Facial cream with sun block may not provide enough protection from skin cancer and user error is to blame.
People do a worse job applying an SPF moisturizer to their face than a traditional sunscreen, missing more skin, especially the region around the eyelids — an area particularly vulnerable to squamous cell carcinoma and basal cell carcinoma, a study published last year in PLOS ONE found.
The eyelid and medial canthal area — the corner of the eye closest to the nose — have the thinnest skin on the body and therefore less protection from ultraviolet light, said Dr. Austin McCormick, the study co-author, and an ophthalmic and oculoplastic surgeon at Aintree University Hospital in Liverpool, England.
Yet many people skip that part of the face when applying sunscreen without being aware of it, especially if they’re using a daily moisturizer with SPF added, the researchers found.
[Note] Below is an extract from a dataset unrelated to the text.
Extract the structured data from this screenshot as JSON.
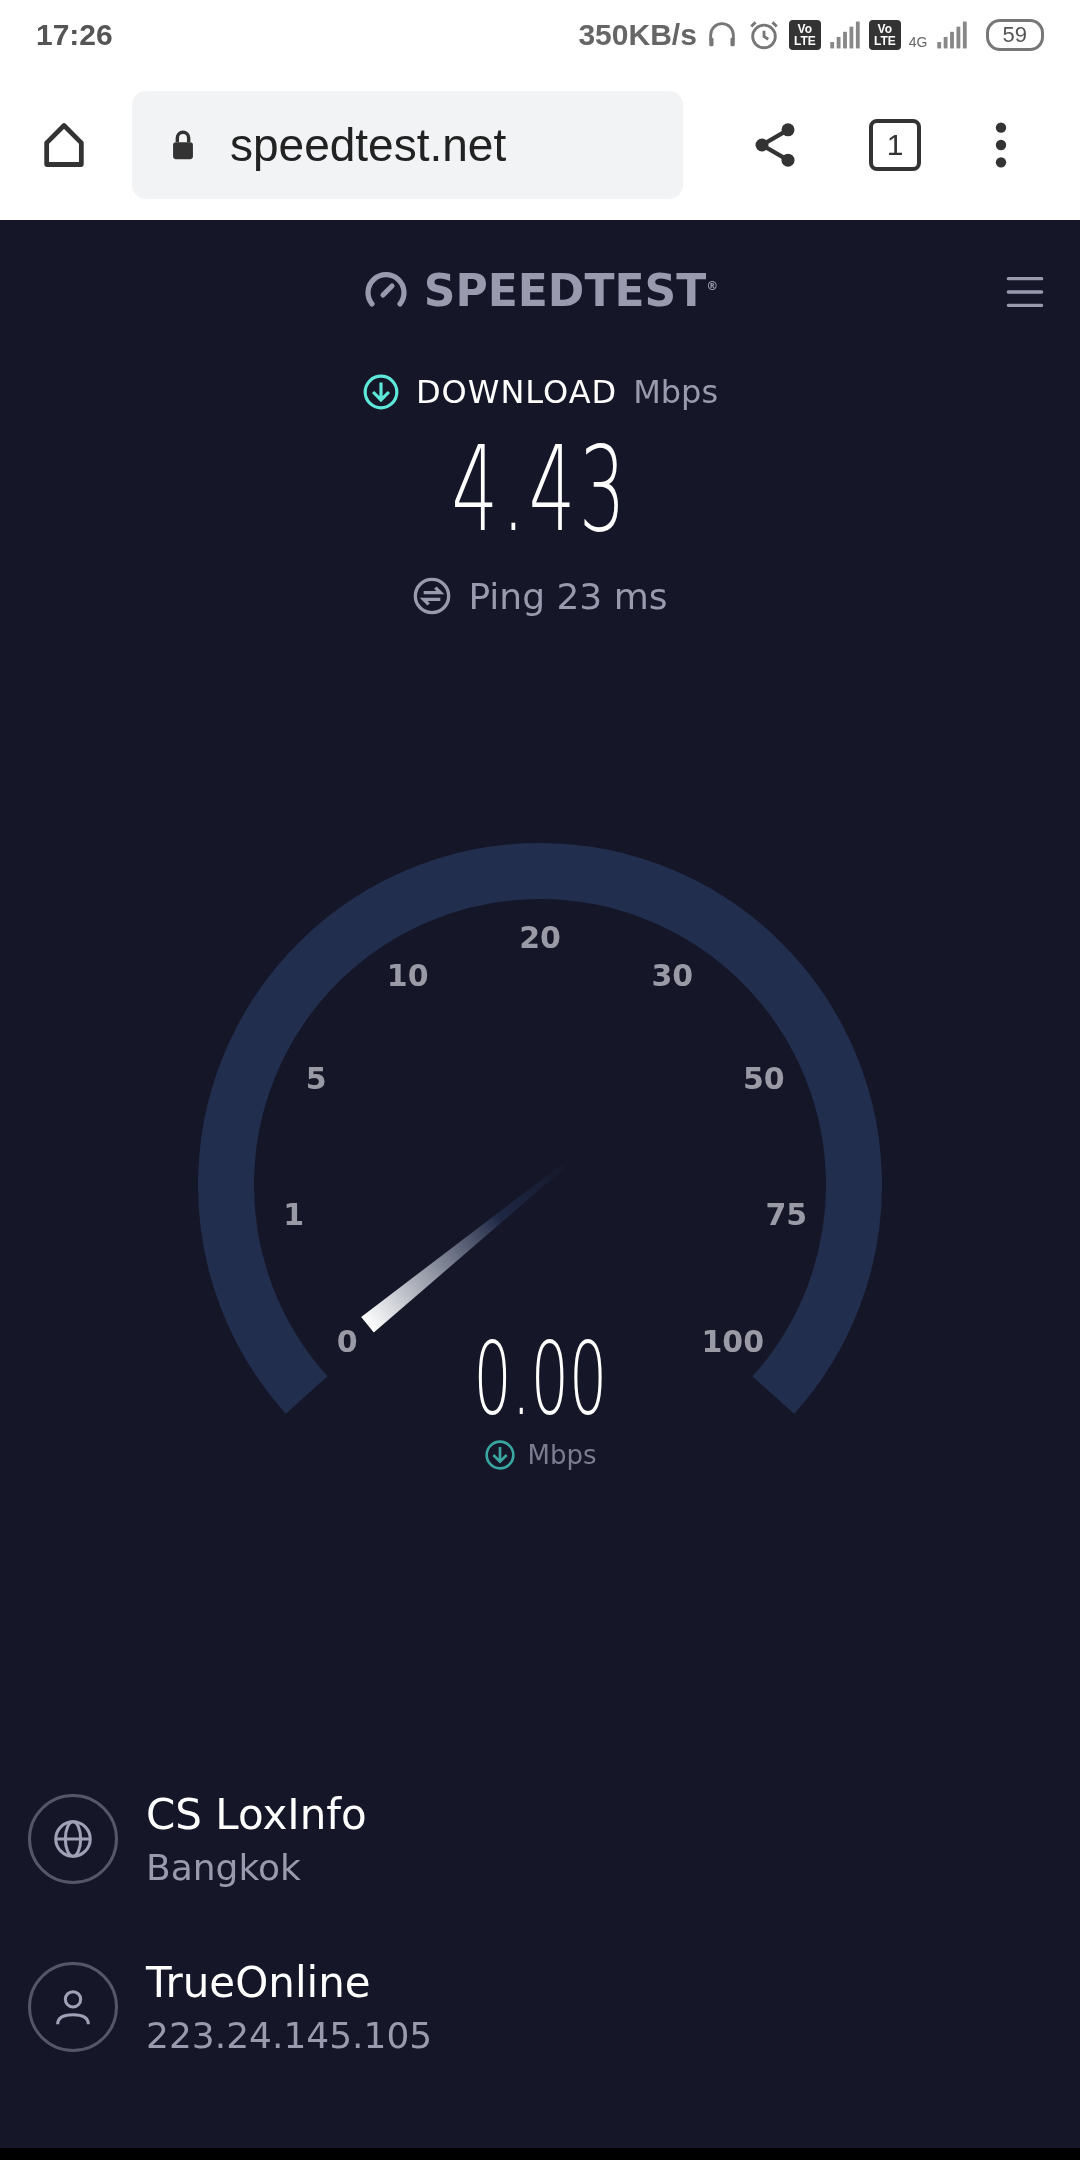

“We think that the stinging that occurs when creams seep into the eye may be a significant barrier to comprehensive coverage of the eyelids,” McCormick told TODAY. “(But) we do recommend SPF moisturizer and sunscreen for the eyelids and are not aware of any side effects with prolonged use.”
'Mistaken belief that the face is fully protected'
For the study, the researchers asked 84 people to apply a traditional SPF 30 sunscreen to their face during one visit, and a moisturizer with SPF 30 protection during another.
Photos of their faces were then taken with a UV-sensitive camera while they were exposed to UV-A radiation. Areas of the skin where SPF products were applied showed up darker on the images.
Analysis of the photos showed people missed almost 17 percent of the face when using an SPF moisturizer, compared to 11 percent when applying traditional sunscreen.
The difference was “primarily due to decreased coverage of the eyelid regions,” the authors wrote. Only five of the 84 participants covered the vulnerable corner of the eye during both visits.
When asked about their experience afterwards, the vast majority of participants were convinced they applied the products to all areas of their faces, suggesting their behavior was unconscious. It left them with “a mistaken belief that the face is fully protected,” the study found.
The authors don’t know why the SPF moisturizer wasn’t as well applied, but theorized that perhaps it wasn’t as spreadable as traditional sunscreen or that moisturizer is sold in smaller bottles, so people just use less of it.
Tips from the experts:
The eyelids are an at-risk area that should be covered with sunscreen as much as it is practical, McCormick said.
Other experts agreed. The eyelid skin is thin and can burn easily, noted Dr. Debra Wattenberg, a dermatologist in New York.
The findings show it may be necessary for doctors to actually walk a patient through how they should apply sunscreen, added Dr. Adam Friedman, professor and interim chair of dermatology at the George Washington School of Medicine and Health Sciences.
“I just ask if patients apply sunscreen to their face. I’ve never once asked about the eyes. This study is literally going to change my practice,” he said.
Still, stinging is a real issue. Many sun protection products, including SPF moisturizers, warn users to keep the product out of the eyes.
Wattenberg recommended being very careful and buying a separate product designed for this area. Stick products tend to work well, especially those with clear zinc, she said. Go for mineral formulations that just have zinc or titanium, and avoid chemical absorbers like oxybenzone, avobenzone, octinoxate — which sting the eyes, Friedman added.
The study authors still recommend SPF moisturizers because some protection is better than none, but if you’re planning a long day in the sun, use sunscreen as thoroughly as possible and wear a hat and UV filter sunglasses for extra eyelid protection.
And be on the lookout for any skin changes.
“If you notice a new bump or pimple-like lesion around your lids, be sure to have it examined by your doctor. Skin cancer in this area tends to be picked up late because patients don’t look at their eyelids,” Wattenberg said.
NBC News Health's Erika Edwards contributed to this report.